> > Getatchew Haile thinks of the shortening of a leg as lengthening of the
> > other leg. I can't think what else you might mean by amputation?
> thats ... something I'll have to bring up with him when next we meet.
> At the level of writing, I can see how one may have this perception of
> the forth form syllables where the first leg is written shorter and
> then the next relatively longer but still in the "normal" length (as
> per forms 1,2,3,5). But in the 7th form the perception should
> reverse. Hand writing can vary widely though, but no, I can't imagine
> anyone at the time of writing thinks they are cutting off anything. I
> was thinking in terms of glyphs its a "negative appendage" or
> "negative diacritic" in some sense as it is not additive to the glyph.

(But that _was_ what you meant by "amputation"?)

> The notion of a "leg" implies a degree of anthropomorphizing the
> syllabary (let me call it that for now). The syllabary, viewed as a
> collection of biological entities then, could we reexamine the
> syllabary vs abugida question to determine which is more applicable?

"Leg" is hardly "anthropomorphizing" -- it must be one of the deadest
metaphors there is!

> > > impose a minimum 70% (or so) systematic criteria?
> >
> > No; it must be kept strictly separate from the syllabaries.
> >
> > I don't know what "systematic criteria" are, or how you would measure
> > them.
> Take the kaf syllables* for instance, they adhere perfectly to
> generalized rules one might devise for indicating the syllablic forms
> (what one could mistake for diacrictical marks). My notion was a
> statistical approach where if X percentage of other syllables applied
> the same rules, then the script could qualify as an abugida.
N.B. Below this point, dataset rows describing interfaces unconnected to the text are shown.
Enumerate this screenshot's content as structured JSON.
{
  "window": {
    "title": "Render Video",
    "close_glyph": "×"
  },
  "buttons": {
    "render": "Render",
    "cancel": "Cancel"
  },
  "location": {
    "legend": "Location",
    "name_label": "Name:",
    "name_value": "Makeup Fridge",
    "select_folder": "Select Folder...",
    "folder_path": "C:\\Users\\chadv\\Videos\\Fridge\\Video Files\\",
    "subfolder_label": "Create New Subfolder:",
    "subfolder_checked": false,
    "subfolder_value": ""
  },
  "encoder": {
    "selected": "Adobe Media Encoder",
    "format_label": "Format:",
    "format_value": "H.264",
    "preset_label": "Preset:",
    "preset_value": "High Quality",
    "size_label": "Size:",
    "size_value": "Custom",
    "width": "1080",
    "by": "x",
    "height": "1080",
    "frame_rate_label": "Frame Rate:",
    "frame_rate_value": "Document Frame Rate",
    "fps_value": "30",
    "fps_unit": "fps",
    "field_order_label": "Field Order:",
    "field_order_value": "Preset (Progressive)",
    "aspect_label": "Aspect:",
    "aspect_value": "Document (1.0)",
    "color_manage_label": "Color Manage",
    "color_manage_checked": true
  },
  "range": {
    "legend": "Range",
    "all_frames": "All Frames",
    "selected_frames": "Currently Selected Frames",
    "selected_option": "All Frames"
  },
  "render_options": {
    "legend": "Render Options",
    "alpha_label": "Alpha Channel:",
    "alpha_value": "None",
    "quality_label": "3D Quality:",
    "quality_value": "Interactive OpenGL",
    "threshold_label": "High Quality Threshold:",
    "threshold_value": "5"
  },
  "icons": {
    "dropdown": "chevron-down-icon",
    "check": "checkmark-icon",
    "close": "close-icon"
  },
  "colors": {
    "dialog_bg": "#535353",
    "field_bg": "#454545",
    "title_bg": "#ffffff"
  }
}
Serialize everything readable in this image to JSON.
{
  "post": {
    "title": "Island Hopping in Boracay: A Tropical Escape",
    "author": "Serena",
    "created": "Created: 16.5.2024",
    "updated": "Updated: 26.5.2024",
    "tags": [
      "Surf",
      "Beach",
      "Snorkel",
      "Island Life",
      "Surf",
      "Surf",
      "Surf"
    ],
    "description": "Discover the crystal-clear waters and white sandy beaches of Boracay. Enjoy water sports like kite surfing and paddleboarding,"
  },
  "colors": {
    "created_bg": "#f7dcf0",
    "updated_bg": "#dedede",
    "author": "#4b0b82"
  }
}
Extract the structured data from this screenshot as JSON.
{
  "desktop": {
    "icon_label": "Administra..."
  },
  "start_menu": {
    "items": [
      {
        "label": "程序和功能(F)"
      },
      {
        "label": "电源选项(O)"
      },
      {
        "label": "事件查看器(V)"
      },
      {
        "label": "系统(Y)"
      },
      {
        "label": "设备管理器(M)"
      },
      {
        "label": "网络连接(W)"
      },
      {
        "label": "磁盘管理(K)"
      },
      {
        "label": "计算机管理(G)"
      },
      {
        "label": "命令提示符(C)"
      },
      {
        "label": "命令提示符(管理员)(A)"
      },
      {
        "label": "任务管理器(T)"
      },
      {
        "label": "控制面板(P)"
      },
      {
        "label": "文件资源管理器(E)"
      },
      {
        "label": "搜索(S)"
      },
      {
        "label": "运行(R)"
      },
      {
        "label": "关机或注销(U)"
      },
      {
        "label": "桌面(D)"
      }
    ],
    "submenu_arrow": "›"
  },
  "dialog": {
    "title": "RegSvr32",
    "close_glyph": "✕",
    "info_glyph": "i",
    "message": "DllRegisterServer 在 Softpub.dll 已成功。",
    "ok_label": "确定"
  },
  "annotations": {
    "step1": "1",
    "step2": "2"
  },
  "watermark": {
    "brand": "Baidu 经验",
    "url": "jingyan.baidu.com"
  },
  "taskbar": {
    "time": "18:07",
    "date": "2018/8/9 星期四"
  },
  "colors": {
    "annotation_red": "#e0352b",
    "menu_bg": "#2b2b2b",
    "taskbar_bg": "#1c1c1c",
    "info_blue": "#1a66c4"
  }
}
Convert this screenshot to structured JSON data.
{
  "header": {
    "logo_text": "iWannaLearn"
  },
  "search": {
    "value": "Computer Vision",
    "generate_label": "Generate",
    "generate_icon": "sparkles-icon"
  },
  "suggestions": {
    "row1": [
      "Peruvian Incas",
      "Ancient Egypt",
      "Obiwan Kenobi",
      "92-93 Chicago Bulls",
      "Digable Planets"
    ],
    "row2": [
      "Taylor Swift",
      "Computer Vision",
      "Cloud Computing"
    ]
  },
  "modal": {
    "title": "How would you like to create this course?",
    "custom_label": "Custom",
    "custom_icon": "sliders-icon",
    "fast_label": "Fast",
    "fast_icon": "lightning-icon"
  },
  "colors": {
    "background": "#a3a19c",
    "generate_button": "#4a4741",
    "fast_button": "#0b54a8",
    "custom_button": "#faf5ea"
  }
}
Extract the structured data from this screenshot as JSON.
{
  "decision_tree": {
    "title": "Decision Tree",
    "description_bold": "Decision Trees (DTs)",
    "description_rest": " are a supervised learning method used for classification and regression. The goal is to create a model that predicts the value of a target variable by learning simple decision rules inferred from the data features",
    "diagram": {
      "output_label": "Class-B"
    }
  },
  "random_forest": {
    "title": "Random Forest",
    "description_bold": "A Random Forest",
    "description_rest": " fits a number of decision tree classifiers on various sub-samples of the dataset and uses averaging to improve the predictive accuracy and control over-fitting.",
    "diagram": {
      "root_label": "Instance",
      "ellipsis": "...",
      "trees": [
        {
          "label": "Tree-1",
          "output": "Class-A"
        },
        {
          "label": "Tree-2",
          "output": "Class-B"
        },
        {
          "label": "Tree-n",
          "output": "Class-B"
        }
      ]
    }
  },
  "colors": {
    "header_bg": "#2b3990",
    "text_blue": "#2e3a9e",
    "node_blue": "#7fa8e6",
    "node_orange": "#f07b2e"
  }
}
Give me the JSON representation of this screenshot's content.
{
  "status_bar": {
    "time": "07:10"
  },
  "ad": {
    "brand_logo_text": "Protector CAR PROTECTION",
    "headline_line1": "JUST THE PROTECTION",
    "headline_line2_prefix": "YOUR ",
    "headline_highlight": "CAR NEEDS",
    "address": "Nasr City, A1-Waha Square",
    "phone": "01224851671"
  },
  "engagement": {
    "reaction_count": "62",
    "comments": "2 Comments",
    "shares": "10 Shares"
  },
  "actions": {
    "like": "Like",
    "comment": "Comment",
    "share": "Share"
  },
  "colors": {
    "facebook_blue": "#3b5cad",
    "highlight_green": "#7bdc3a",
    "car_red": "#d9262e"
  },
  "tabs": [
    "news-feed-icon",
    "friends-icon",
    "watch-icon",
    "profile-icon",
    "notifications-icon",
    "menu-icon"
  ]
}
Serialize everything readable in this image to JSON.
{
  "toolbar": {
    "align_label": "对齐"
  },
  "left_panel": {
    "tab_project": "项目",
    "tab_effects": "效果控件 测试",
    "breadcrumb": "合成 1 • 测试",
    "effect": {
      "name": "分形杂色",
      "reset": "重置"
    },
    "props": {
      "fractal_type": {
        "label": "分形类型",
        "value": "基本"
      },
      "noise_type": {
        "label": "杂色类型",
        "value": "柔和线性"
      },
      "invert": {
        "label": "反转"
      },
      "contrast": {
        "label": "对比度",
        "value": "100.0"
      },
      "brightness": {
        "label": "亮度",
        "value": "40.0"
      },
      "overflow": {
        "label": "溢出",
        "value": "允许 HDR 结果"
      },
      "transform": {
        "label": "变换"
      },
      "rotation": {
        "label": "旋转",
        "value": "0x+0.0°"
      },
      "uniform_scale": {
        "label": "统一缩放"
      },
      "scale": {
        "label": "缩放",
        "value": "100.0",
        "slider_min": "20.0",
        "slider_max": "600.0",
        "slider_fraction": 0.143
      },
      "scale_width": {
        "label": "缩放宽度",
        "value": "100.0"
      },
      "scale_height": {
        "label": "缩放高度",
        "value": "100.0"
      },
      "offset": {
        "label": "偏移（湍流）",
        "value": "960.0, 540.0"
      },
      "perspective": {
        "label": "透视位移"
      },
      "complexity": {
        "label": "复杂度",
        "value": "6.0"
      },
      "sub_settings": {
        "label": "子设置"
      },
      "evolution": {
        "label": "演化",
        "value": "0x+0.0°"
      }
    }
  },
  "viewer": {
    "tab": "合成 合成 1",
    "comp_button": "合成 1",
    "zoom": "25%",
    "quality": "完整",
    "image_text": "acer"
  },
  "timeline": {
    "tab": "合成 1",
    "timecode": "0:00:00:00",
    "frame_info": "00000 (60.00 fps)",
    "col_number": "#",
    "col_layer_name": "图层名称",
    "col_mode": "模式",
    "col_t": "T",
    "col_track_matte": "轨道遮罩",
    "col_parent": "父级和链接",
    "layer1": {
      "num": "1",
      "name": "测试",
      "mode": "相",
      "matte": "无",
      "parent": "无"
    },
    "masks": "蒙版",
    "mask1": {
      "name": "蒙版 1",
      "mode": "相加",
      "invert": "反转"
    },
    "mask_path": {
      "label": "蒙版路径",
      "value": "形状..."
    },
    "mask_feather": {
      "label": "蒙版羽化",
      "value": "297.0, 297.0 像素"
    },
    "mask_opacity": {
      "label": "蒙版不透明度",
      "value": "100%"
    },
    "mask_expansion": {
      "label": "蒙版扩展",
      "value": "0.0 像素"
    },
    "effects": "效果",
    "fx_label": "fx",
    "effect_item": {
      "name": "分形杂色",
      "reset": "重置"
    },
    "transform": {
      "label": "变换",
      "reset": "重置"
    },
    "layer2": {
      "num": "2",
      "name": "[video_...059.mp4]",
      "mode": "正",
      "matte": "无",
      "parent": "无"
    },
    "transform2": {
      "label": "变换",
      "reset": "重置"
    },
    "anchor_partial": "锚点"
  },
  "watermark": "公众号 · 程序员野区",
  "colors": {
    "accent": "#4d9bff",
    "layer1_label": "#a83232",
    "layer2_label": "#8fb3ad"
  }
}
This is a formal question; my scheme is functional.

> What would interest me would be survey of native writers where a
> series of questions are asked to determine a consensus perception of
> the writing system. Does the average user perceive what they are
> writing as a diacritical mark or an inate part of a syllable? Do they
> think they are lengthening legs or shortening them? etc.

Does the average person think they are speaking prose?

> There should be a series of questions we could device to determine if
> users perceive their writing system as an abugida or syllabary. Up to
> the challenge? I'm willing to work on it if you are :-)

Do people perceive X as a femur or a thigh-bone? How is it relevant?

> /Daniel
> *What are elements of an abugida known as?

letters? aksharas?
Peter T. Daniels grammatim@...